*Task directions*
Whenever a line in the data holds the string "number", pull that line out.

*Given data*
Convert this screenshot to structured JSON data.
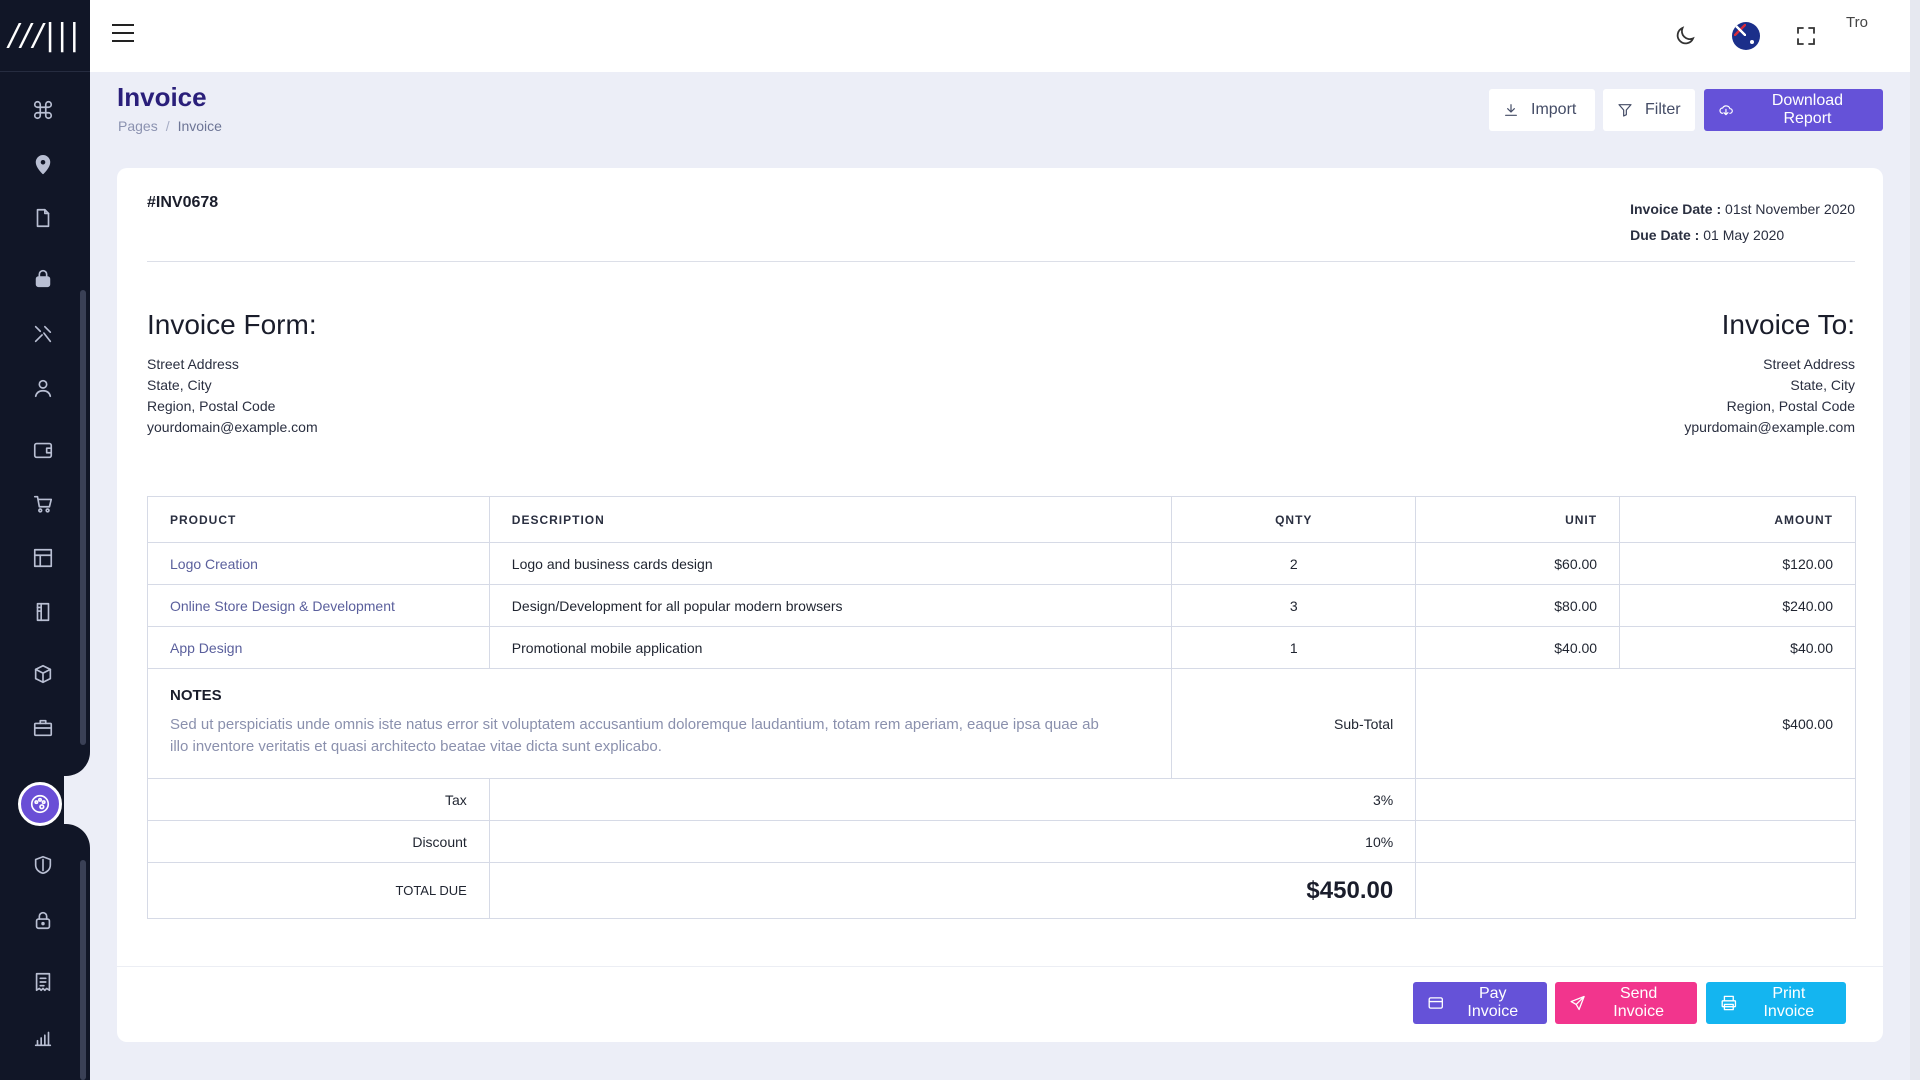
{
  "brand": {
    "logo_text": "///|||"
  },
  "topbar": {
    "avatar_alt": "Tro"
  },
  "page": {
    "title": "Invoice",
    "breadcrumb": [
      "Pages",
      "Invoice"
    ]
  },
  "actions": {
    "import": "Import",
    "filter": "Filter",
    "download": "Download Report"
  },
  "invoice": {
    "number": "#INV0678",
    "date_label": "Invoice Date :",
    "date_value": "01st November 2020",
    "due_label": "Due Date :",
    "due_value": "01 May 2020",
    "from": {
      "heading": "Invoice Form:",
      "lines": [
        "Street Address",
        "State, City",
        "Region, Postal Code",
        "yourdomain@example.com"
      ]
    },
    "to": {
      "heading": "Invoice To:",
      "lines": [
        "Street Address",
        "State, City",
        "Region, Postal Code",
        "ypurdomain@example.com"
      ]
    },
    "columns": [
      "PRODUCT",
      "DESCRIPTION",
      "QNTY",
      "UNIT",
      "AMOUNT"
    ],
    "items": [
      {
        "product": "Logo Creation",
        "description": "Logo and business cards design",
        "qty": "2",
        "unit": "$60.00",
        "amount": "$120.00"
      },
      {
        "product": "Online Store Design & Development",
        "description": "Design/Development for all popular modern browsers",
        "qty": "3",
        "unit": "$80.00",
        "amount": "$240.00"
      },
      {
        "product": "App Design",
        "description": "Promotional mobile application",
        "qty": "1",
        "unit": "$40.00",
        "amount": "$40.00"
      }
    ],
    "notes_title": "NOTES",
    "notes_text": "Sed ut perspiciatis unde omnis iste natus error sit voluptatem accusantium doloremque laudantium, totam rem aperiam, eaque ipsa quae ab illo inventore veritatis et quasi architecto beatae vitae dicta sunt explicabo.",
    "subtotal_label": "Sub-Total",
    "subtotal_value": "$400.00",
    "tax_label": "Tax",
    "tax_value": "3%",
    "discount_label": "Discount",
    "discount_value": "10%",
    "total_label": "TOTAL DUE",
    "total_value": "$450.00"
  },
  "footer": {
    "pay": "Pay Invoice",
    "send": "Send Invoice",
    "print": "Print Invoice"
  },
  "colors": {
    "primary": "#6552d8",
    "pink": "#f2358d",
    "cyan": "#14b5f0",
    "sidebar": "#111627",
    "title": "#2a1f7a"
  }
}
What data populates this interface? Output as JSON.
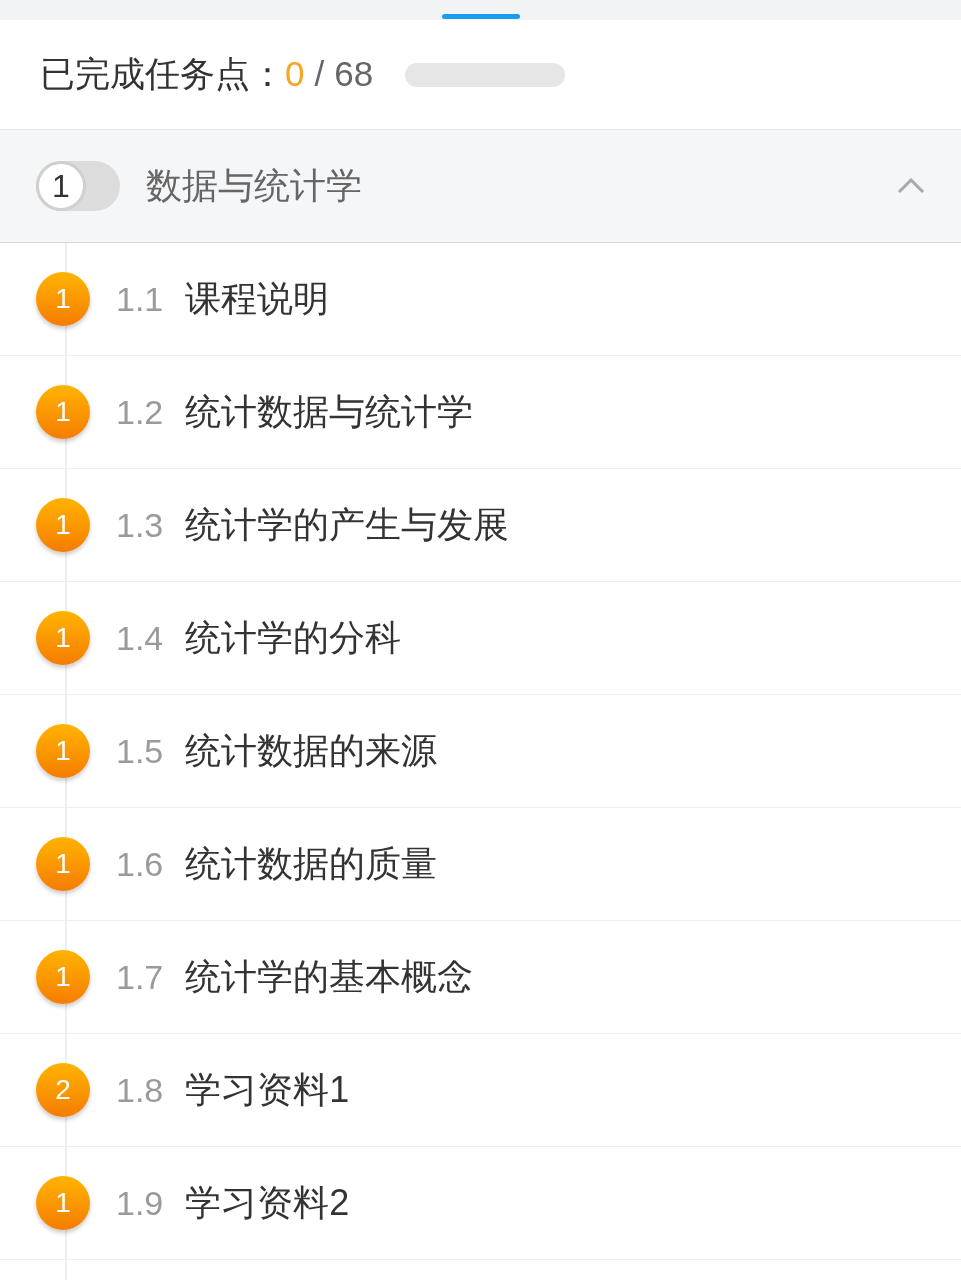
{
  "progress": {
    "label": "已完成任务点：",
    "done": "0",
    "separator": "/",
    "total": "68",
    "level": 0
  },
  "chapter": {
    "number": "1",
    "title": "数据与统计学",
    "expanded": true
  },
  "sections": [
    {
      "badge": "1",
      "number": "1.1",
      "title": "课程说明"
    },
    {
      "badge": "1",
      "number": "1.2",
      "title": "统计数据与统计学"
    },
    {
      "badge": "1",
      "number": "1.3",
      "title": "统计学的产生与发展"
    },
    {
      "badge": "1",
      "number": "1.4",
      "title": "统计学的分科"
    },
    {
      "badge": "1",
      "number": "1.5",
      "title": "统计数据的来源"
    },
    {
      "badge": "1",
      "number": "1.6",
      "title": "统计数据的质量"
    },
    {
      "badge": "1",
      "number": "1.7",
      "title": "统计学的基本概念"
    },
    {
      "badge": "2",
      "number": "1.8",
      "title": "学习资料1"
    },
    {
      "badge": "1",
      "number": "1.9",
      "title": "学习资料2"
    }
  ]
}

*Written reply*
    "number": "#INV0678",
    "number": "1",
      "number": "1.1",
      "number": "1.2",
      "number": "1.3",
      "number": "1.4",
      "number": "1.5",
      "number": "1.6",
      "number": "1.7",
      "number": "1.8",
      "number": "1.9",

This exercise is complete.